WaittimebookA new book on wait times for breast cancer is shedding important new light on the issue.

“We know that waiting is inevitable, but we wanted to look at the implications of that wait time in one key area – outcomes,” says Dr. Tallal Younis, a medical oncologist with the Capital Health Cancer Care Program.

Dr. Younis co-wrote Wait Times in the Management of Early Stage Breast Cancer with Dr. Daniel Rayson, a medical oncologist with the Capital Health Cancer Care Program and Director of the Atlantic Clinical Cancer Research Unit and Ms. Nathalie Saint-Jacques, an epidemiologist with Cancer Care Nova Scotia. He notes that the book does not focus on the anxiety that patients and their families feel when waiting for diagnosis or treatment. Rather it explores the impact of waiting on a number of key points along the cancer management pathway: diagnosis, surgery, radiation and chemotherapy.

“We tried to figure out if long waits in each of these areas are associated with poor outcomes,” explains Dr. Younis.
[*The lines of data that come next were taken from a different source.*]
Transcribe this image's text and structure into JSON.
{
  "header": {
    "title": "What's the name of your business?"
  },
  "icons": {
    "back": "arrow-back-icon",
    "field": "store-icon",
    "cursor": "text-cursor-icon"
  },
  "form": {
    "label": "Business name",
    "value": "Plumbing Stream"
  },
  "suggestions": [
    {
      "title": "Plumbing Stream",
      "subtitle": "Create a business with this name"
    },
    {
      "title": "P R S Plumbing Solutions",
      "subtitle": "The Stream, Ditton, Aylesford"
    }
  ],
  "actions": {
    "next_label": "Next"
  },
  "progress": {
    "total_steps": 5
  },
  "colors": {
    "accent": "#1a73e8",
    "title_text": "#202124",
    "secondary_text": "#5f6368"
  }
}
The researchers discovered that for patients with early-stage breast cancer who undergo surgery, a wait up to 12 weeks from surgery to chemotherapy does not seem to compromise outcomes, but studies showed that radiation treatment should be given as early as feasible (although no specific time threshold could be identified).

“If there is an abnormal mammogram, we also found it is best to act as early as feasible,” notes Dr. Younis.

As well, the research team, whose book took a year and a half from concept to publication, looked at who was most likely to experience longer waits in Canada. “There were certain predictors,” notes Dr. Younis, who is Co-chair of Cancer Care Nova Scotia’s Provincial Breast Cancer Site Team.

For example, factors affecting wait time included a patient’s age, where they lived, and their socio-economic status. There were also factors linked to health care providers. “There is a perception, among providers, that waiting is not good,” says Dr. Younis. “Our research indicated that health professionals tend to prioritize care based on perception of who they believe is at greatest risk of cancer relapse.”

The book, which was partly supported by Cancer Care Nova Scotia, also includes a chapter that proposes an innovative way to study wait times that will overcome current limitations.

Dr. Younis and his colleagueswill be planning further research in the area. “Previous studies looked at wait times in Nova Scotia compared to current standards – but we didn’t know what constituted acceptable wait times. We didn’t have a gold standard,” says Dr. Younis. “Now we can compare actual wait times in Nova Scotia against these standards.”

The book, Wait Times in the Management of Early Stage Breast Cancer, is written for health care professionals, but its message is intended for the general public as well. “People are anxious about wait times,” notes Dr. Younis. “This book may answer some questions for them and offer some reassurance.”

Dr. Younis and his colleagues aren’t waiting to spread the word about their book and its findings. They have already presented to the multidisciplinary Breast Cancer Site Team. Interest in the publication is also growing across Canada.

“We have evidence regarding potential impact of wait times on breast cancer outcomes. Now we have to act on it,” stresses Dr. Younis. “This could positively affect treatment outcomes.”